  • Back up your computers and keep the information where it’s easily accessible in an evacuation as well as at an offsite location. (This is particularly important for people who work from home.)
  • Businesses should maintain a moderate stock of emergency supplies. A few dozen plastic tarps, a couple of wet-pickup vacuums with wands and floor attachments, and a few floor squeegees provide a primary level of protection at a moderate cost. A case of absorbent wipes can also be useful. Rapid response is the key to damage control. The ability to swiftly deploy tarps over computers, production equipment, file cabinets and other critical components can dramatically curtail the extent of damage.
  • If you have advance warning of a peril, charge cell phones, laptops, PDAs, etc. in case you’re without electricity for a few days.

Items to keep in your emergency kit or gather during an evacuation if possible:

  • Insurance information – health and homeowners policies
  • Family photos, irreplaceable mementos/jewelry
  • Digital inventory CD and printout
  • Wallet, checkbook and credit cards
  • Canned goods, baby food and food for pets
  • Can opener/multipurpose tool/sharp knife
  • Bottled water, MREs, water purification tablets
  • Work gloves and boots
  • Water proof matches and candles
  • Transistor radio, flashlight and extra batteries
  • Duct tape, electrical tape
  • Toiletries, toilet paper, feminine products, diapers, wipes
  • First aid kit
  • Cell phone, laptop and car chargers
  • Extra clothing (i.e., socks, underwear)
  • Sleeping bag
  • Address book, paper, pens
  • Medication and prescriptions
  • Extra batteries
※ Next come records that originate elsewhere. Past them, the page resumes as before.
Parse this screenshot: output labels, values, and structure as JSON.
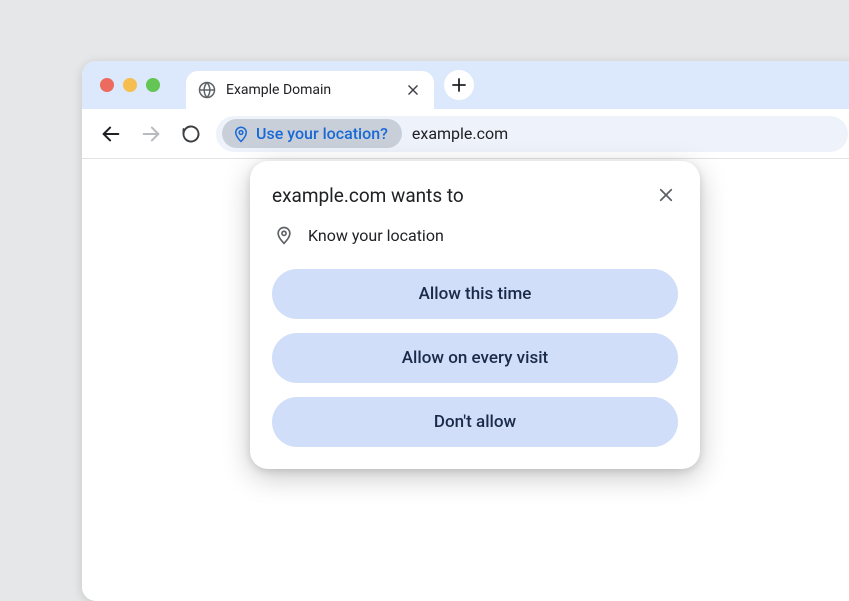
{
  "tab": {
    "title": "Example Domain"
  },
  "toolbar": {
    "permission_chip_label": "Use your location?",
    "url": "example.com"
  },
  "dialog": {
    "origin": "example.com",
    "title_suffix": " wants to",
    "request_label": "Know your location",
    "buttons": {
      "allow_once": "Allow this time",
      "allow_always": "Allow on every visit",
      "deny": "Don't allow"
    }
  }
}
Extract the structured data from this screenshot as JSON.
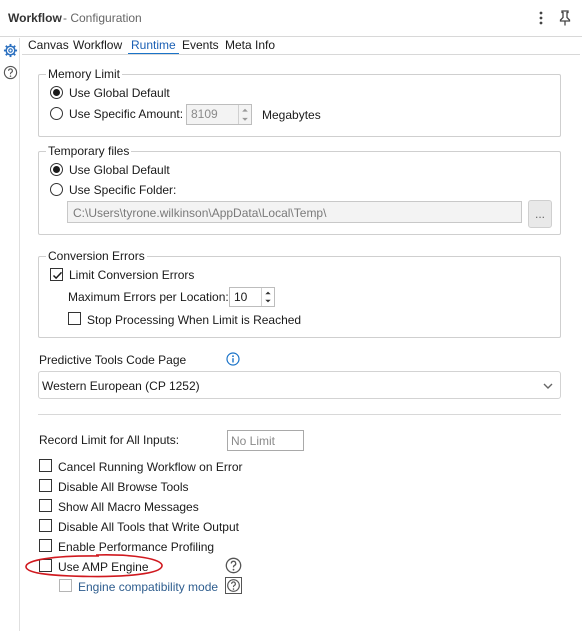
{
  "titlebar": {
    "app": "Workflow",
    "subtitle": "- Configuration"
  },
  "tabs": [
    {
      "label": "Canvas"
    },
    {
      "label": "Workflow"
    },
    {
      "label": "Runtime"
    },
    {
      "label": "Events"
    },
    {
      "label": "Meta Info"
    }
  ],
  "memory": {
    "legend": "Memory Limit",
    "global_label": "Use Global Default",
    "specific_label": "Use Specific Amount:",
    "amount": "8109",
    "unit": "Megabytes"
  },
  "tempfiles": {
    "legend": "Temporary files",
    "global_label": "Use Global Default",
    "folder_label": "Use Specific Folder:",
    "path": "C:\\Users\\tyrone.wilkinson\\AppData\\Local\\Temp\\",
    "browse_label": "..."
  },
  "conversion": {
    "legend": "Conversion Errors",
    "limit_label": "Limit Conversion Errors",
    "max_label": "Maximum Errors per Location:",
    "max_value": "10",
    "stop_label": "Stop Processing When Limit is Reached"
  },
  "codepage": {
    "label": "Predictive Tools Code Page",
    "value": "Western European (CP 1252)"
  },
  "record_limit": {
    "label": "Record Limit for All Inputs:",
    "value": "No Limit"
  },
  "options": [
    {
      "label": "Cancel Running Workflow on Error"
    },
    {
      "label": "Disable All Browse Tools"
    },
    {
      "label": "Show All Macro Messages"
    },
    {
      "label": "Disable All Tools that Write Output"
    },
    {
      "label": "Enable Performance Profiling"
    },
    {
      "label": "Use AMP Engine"
    }
  ],
  "engine_compat": {
    "label": "Engine compatibility mode"
  },
  "colors": {
    "accent": "#1a73c8",
    "annotation": "#d0191f"
  }
}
For more information, contact the Restoration Industry Association in Columbia, Maryland, (443) 878-1000 or visit

©2007, Restoration Industry Association